Things I Will Miss About Tanda Tula




Sadly this is our last day at Tanda Tula in the Timbavati Game Reserve. We have one last game drive this afternoon, a farewell dinner, one last night in out cozy bed kept warm by the electric heating pad in our lovely tent and one last waking by our friend with the tea tray in the morning. This has been a magical place.

Here are just a some of the things I will miss in no particular order:

Being surprised by a troop of elephants coming to drink at the watering hole right in front of the pool while I enjoy an afternoon tea.

Riding up high in the back row of our Land Rover as our game ranger, Foreman pulls off the dirt road to traverse the bush in search of the baby leopard snuggling with her beautiful Mama.

The warmth and generosity of the staff with fantastic names like, Smiling – the barman, Happiness & Pinky- servers, and Scotch a ranger.

Enjoying Chef Ryan’s yummy creations too many times a day, especially the duck, the mushroom tart and all the many salads at lunch everyday.

Taking the morning walk after breakfast with Foreman teaching us about animal tracks and poop and being below eye level of the elephants as they traverse behind us at a safe enough distance.

Meeting so many friendly people from all over the world and sharing the excitement of seeing this beautiful part of the world together.

Sitting at the edge of the outdoor lodge overlooking the dry river bed as a perfect breeze blows sweetly through the trees and I watch the antelope grazing.

Spending so much time with Russ sharing all the magic of being so close to God’s gorgeous creations.

Goodbye Leopard Hills, Hello Tanda Tula



This morning we went on out last game drive at Leopard Hills before setting off for our tented Safari Camp. We had our regular gang and were joined by the Honeymooners, an Italian and half Brit half Brazilian who had just married on Saturday and arrived at camp yesterday afternoon without their luggage.

Our drive was incredible.

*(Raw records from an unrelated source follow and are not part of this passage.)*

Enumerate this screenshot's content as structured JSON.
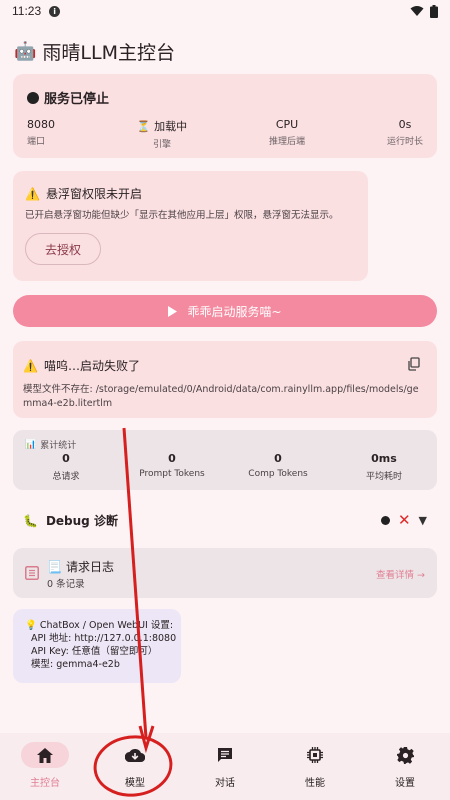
{
  "status_bar": {
    "time": "11:23",
    "info_glyph": "i"
  },
  "app": {
    "title": "雨晴LLM主控台",
    "icon": "robot-icon"
  },
  "service": {
    "title": "服务已停止",
    "stats": [
      {
        "value": "8080",
        "label": "端口"
      },
      {
        "value": "加载中",
        "label": "引擎"
      },
      {
        "value": "CPU",
        "label": "推理后端"
      },
      {
        "value": "0s",
        "label": "运行时长"
      }
    ]
  },
  "permission": {
    "title": "悬浮窗权限未开启",
    "description": "已开启悬浮窗功能但缺少「显示在其他应用上层」权限，悬浮窗无法显示。",
    "button": "去授权"
  },
  "start_button": {
    "label": "乖乖启动服务喵~"
  },
  "error": {
    "title": "喵呜…启动失败了",
    "description": "模型文件不存在: /storage/emulated/0/Android/data/com.rainyllm.app/files/models/gemma4-e2b.litertlm"
  },
  "stats": {
    "title": "累计统计",
    "items": [
      {
        "value": "0",
        "label": "总请求"
      },
      {
        "value": "0",
        "label": "Prompt Tokens"
      },
      {
        "value": "0",
        "label": "Comp Tokens"
      },
      {
        "value": "0ms",
        "label": "平均耗时"
      }
    ]
  },
  "debug": {
    "title": "Debug 诊断"
  },
  "logs": {
    "title": "请求日志",
    "count": "0 条记录",
    "link": "查看详情 →"
  },
  "tip": {
    "lines": [
      "ChatBox / Open WebUI 设置:",
      "API 地址: http://127.0.0.1:8080",
      "API Key: 任意值（留空即可）",
      "模型: gemma4-e2b"
    ]
  },
  "nav": [
    {
      "label": "主控台",
      "icon": "home-icon",
      "active": true
    },
    {
      "label": "模型",
      "icon": "cloud-download-icon",
      "active": false
    },
    {
      "label": "对话",
      "icon": "chat-icon",
      "active": false
    },
    {
      "label": "性能",
      "icon": "chip-icon",
      "active": false
    },
    {
      "label": "设置",
      "icon": "gear-icon",
      "active": false
    }
  ],
  "colors": {
    "accent": "#e17e94",
    "start_button": "#f48aa0",
    "card_pink": "#fbe0e2",
    "annotation_red": "#d61f1f"
  }
}
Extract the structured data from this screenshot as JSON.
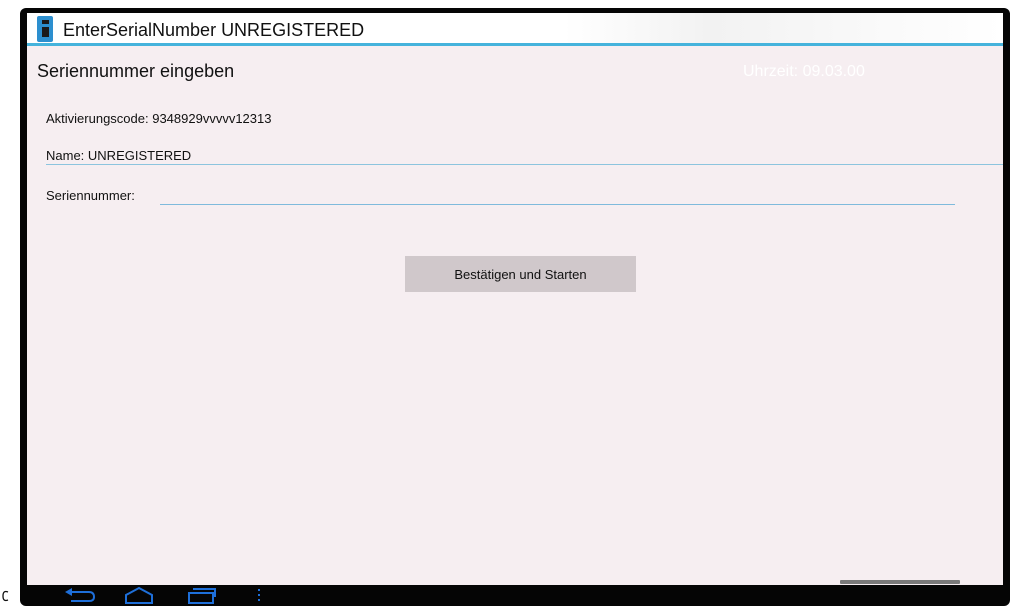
{
  "window": {
    "title": "EnterSerialNumber UNREGISTERED"
  },
  "header": {
    "title": "Seriennummer eingeben",
    "clock": "Uhrzeit: 09.03.00"
  },
  "form": {
    "activation_text": "Aktivierungscode: 9348929vvvvv12313",
    "name_text": "Name: UNREGISTERED",
    "serial_label": "Seriennummer:",
    "serial_value": ""
  },
  "actions": {
    "confirm_label": "Bestätigen und Starten"
  },
  "navbar": {
    "icons": [
      "back-icon",
      "home-icon",
      "recent-apps-icon",
      "menu-icon"
    ]
  },
  "colors": {
    "accent": "#45b3dc",
    "screen_bg": "#f6eef1",
    "button_bg": "#d0c8cb",
    "navbar_icon": "#1e6fd9"
  }
}
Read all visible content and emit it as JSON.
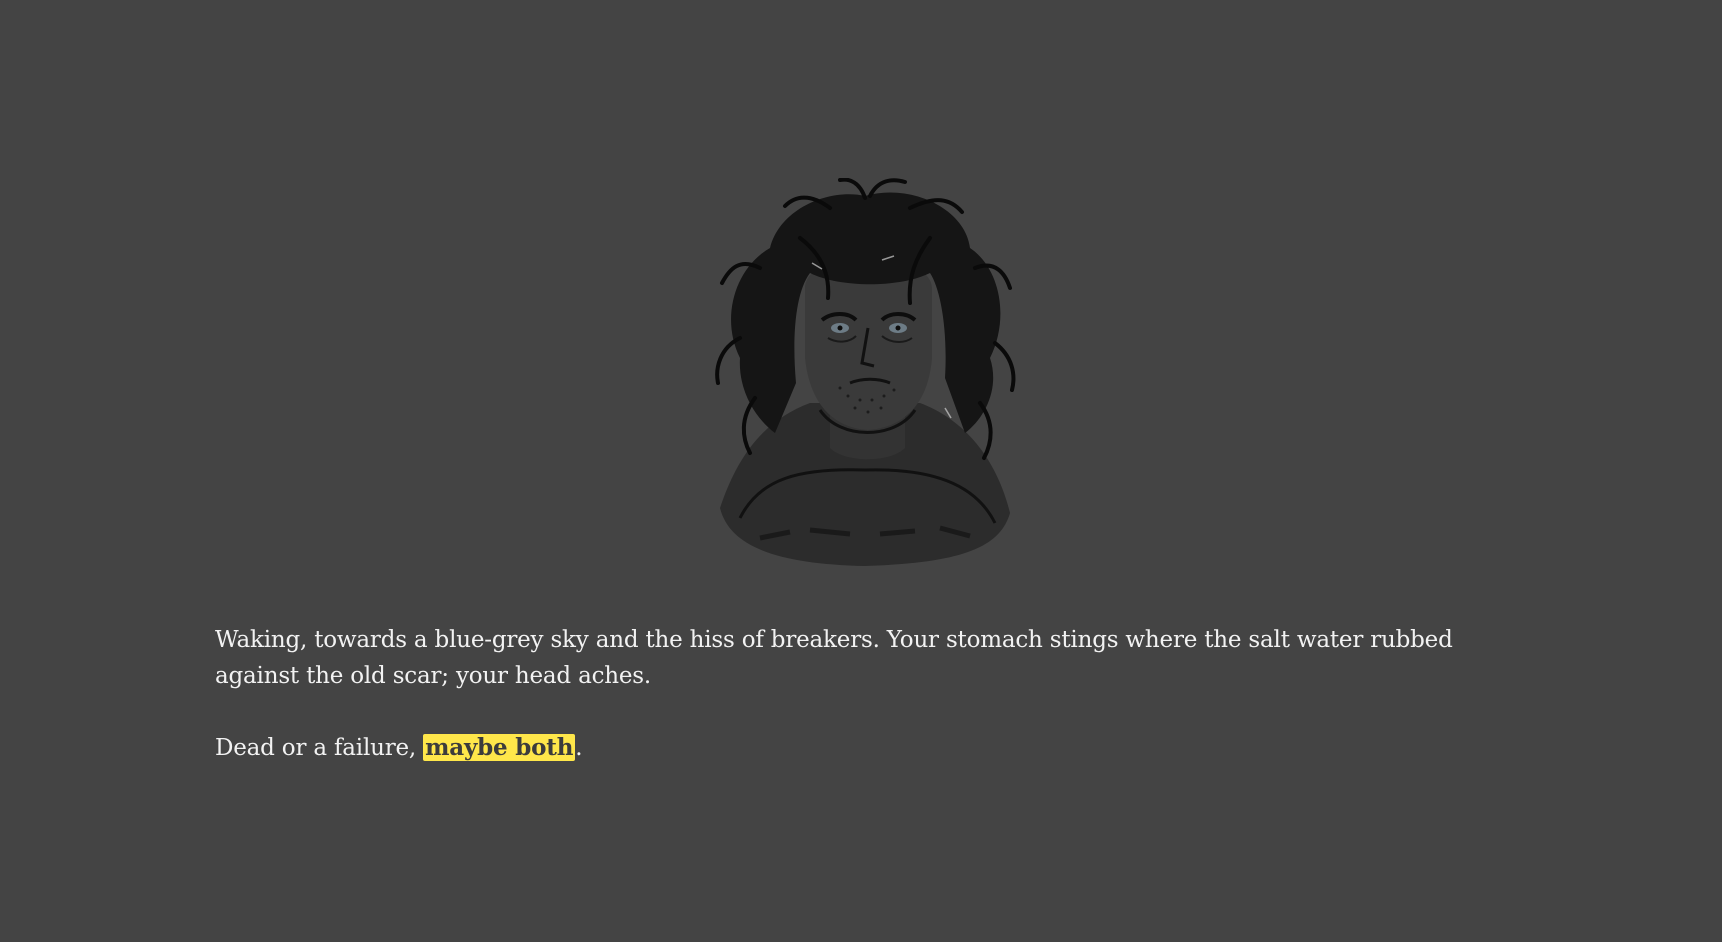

We set out to find rhino which involved following fresh tracks that circled and crossed and eventually led us into the bush where we found two adults and a three year old. Before we found the rhino we happened upon a fresh kill. Skip to the next paragraph if you can’t handle this section. Yesterday we saw two female lions who had blood on them. Hugo, our guide said that he heard on the radio that the lions had wounded a zebra, but had lost it before they could bring it down. That left the zebra vulnerable to the hyenas it met this morning. When we found them two female hyenas were making short work of their new meal while a young male skulked around trying to get a bite. Hyenas have the most powerful jaws and were incredibly efficient butchers.

This paragraph is about sex so if you are under 18 close your eyes. After the rhino find we tracked a male a male leopard where the female was busy trying to get the male to give her what she wanted. In the leopard world the female has to bug the male into taking care of business. After a few failed amorous attempts the male leopard finally jumped on top gave a half a second push, bit her neck and fell off. Uneventful would be my best description. We learned that the female works at him multiple times to try and have a baby and have no need for him for a few months.

After have our morning coffee in the bush we were back to camp for another fabulous breakfast over looking the Savannah. A quick shower and we had to leave our glamourous oasis for our trip to our new camp.

We moved from the Sabi Sands preserve to the Timbavati. Instead of the Ritz Carlton like accommodations we are staying in a tented camp. that means we have a permanent tent with a real bathroom. We got here just in time for a delicious lunch of salads and fruit and the kind of things I need to eat. We have half an hour before we are out on our first game drive here. I am looking forward to seeing the difference. So far one thing is similar, it is the friendliness of all the South African people we have met. You need to come to this country to see the animals, but you will come back because of the people.